We came down from Granary Square via the King’s Cross Tunnel. Its multicoloured lightwall appears to be a taste of things to come. This was back in August, school-holiday time, and our grandchildren were staying for a week, so before daytrips to Madame Tussauds, Brighton, Lavenham, the British Museum and Camden Lock, I suggested Tate Modern and we took a train to Blackfriars. Continue reading “In Real Life”
A 12-hour continuous performance of Gavin Bryars’ iconic piece Jesus’ Blood Never Failed Me Yet at London’s Tate Modern. Produced by the Academy of St Martin in the Fields, the event brought together musicians from the Academy, Southbank Sinfonia and the Gavin Bryars Ensemble who performed throughout the night alongside people with experience of homelessness.
The performance was preceded by more than 50 hours of music making workshops at two day centres for homeless people in London.
‘None of us were homeless last night. Instead we were welcomed and royally entertained as special guests of one of the city’s most glamorous and sophisticated palaces of art!’ Gerry Salmon, participant from The Connection at St Martin’s.
‘Last hour spellbinding, moving, uplifting.’ @domcavendish (Theatre Critic, The Telegraph)

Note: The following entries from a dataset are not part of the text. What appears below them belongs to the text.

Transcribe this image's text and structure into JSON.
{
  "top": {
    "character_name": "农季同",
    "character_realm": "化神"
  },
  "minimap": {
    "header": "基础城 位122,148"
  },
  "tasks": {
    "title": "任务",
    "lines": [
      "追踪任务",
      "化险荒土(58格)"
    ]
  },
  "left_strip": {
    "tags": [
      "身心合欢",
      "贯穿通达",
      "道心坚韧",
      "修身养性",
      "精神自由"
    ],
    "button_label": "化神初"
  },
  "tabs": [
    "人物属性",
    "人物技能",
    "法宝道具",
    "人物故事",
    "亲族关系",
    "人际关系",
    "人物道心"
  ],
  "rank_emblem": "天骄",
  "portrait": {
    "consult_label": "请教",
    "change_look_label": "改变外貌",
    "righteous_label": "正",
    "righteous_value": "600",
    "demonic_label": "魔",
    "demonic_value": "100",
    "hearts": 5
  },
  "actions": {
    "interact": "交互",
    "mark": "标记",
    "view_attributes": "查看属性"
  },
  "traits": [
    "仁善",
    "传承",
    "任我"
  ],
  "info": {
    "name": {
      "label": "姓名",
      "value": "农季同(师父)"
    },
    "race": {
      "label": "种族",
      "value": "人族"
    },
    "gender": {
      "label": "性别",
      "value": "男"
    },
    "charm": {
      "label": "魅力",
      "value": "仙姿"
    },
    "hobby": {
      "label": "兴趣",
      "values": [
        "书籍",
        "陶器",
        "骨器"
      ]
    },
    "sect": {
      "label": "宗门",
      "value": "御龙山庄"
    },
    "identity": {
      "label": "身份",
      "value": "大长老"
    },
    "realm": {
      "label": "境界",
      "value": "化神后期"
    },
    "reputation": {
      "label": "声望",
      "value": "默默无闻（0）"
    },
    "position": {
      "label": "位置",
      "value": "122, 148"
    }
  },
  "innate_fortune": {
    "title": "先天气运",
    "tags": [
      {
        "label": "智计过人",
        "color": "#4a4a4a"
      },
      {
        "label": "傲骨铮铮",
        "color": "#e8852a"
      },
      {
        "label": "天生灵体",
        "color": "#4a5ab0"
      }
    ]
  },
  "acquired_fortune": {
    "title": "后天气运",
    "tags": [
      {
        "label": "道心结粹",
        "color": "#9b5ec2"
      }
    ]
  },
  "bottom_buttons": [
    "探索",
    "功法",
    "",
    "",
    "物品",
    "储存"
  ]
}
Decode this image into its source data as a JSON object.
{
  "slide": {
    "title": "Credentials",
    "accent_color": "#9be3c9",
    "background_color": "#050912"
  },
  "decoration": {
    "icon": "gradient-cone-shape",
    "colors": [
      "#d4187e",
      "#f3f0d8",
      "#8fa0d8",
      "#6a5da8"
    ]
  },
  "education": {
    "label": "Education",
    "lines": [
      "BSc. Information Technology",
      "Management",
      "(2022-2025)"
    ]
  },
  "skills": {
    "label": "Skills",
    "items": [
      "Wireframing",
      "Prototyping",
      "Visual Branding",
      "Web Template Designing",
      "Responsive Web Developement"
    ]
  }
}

‘It was outstanding and, in its own way, astounding. And quite, quite beautiful’ The Afterword
The entrance to the Pierre Bonnard exhibition at Tate Modern is a portal through a giant detail reproduction taken from his painting The Garden of 1936. It’s perhaps his best painting. It’s the one that most draws me in, most like a garden itself with it’s abstract disposition of marks and colours, it reminds me of paintings by Patrick Heron and Gillian Ayres. And there are other paintings here that bring to mind Paul Cézanne, Henri Matisse, Howard Hodgkin, David Hockney. But before all of that, we’re straightaway into a red gallery with ‘hot’ paintings of Bonnard’s mistress, full-frontal nudes and a post-coital bedroom scene. The gardening comes later. Continue reading “The Colour Of Memory”
The Anni Albers exhibition at Tate Modern begins with a handloom. It is a wooden instrument made of frames and strings and pedals, with a stool for its operator to sit on. Threads pass rhythmically to and fro, writing the score of warp and weft. It might be likened to a piano whose musical offerings are captured for posterity in recordings of woven textiles. Continue reading “Anni Albers”
Tate Modern has a new offspring, grown out of the former power station’s oil tanks. It’s called the Switch House, with a similar tweedy brick texture to its parent building – a new London vernacular. It has a utilitarian look with no decorative frills, polished concrete inside, minimal, neo-brutalist, multi-storey car park aesthetic but beautifully tailored. In retrospect it feels a bit like we just visited an enormous new sculpture and discovered inside the seeds of its own germination. Continue reading “Between Object And Architecture”
This was another camera-shy exhibition. We had to switch off our cameras at the entrance, even though it was full of exhibitionist ‘performing sculptures’, all of them posing and pouting and teasing. Mostly they’re mobiles though none of them moved, their motion implied through poise and balance. Yet despite these contradictions, it’s a fantastic show, elegant and vibrant and fun. Continue reading “Performing Sculpture”
As we learned from the books of our childhood, alien fleets of spacecraft always invade London by flying up the Thames. The aliens know from their knowledge of British popular culture that the public links the threat of enemy action with the image of St Paul’s standing firm and reassuring against the invaders. And strange spaceships were always depicted as smoothly shaped craft, devoid of the oddities and quirks of our own aircraft or rockets. Concorde was the only one we ever built which could be said to have an alien sheen. Continue reading “Alien Spacecraft Strike Terror Into The Hearts Of Art-Loving Londoners!”
Kazimir Malevich and the Russian Avant-Garde was an exhibition last year at the Stedelijk Museum in Amsterdam. It then transferred to the Bundeskunsthalle in Bonn and it will soon arrive at Tate Modern in London. Here are a few photos of its appearance at the Stedelijk. Continue reading “Malevich In Amsterdam”
We finally got to see Henri Matisse: The Cut Outs, the long awaited exhibition at Tate Modern, though perhaps a wet bank holiday Monday during half-term was not the ideal time to visit. Continue reading “Matisse, Scissors, Paper”
To the Tate Modern on the first Saturday of 2014, to see their beautiful exhibition, Paul Klee: Making Visible, the perfect antidote to our cold, dark, damp, grey January daze. It was just before twelfth night, so another midwinter festive celebration of light and warmth and colour. Continue reading “Making Visible”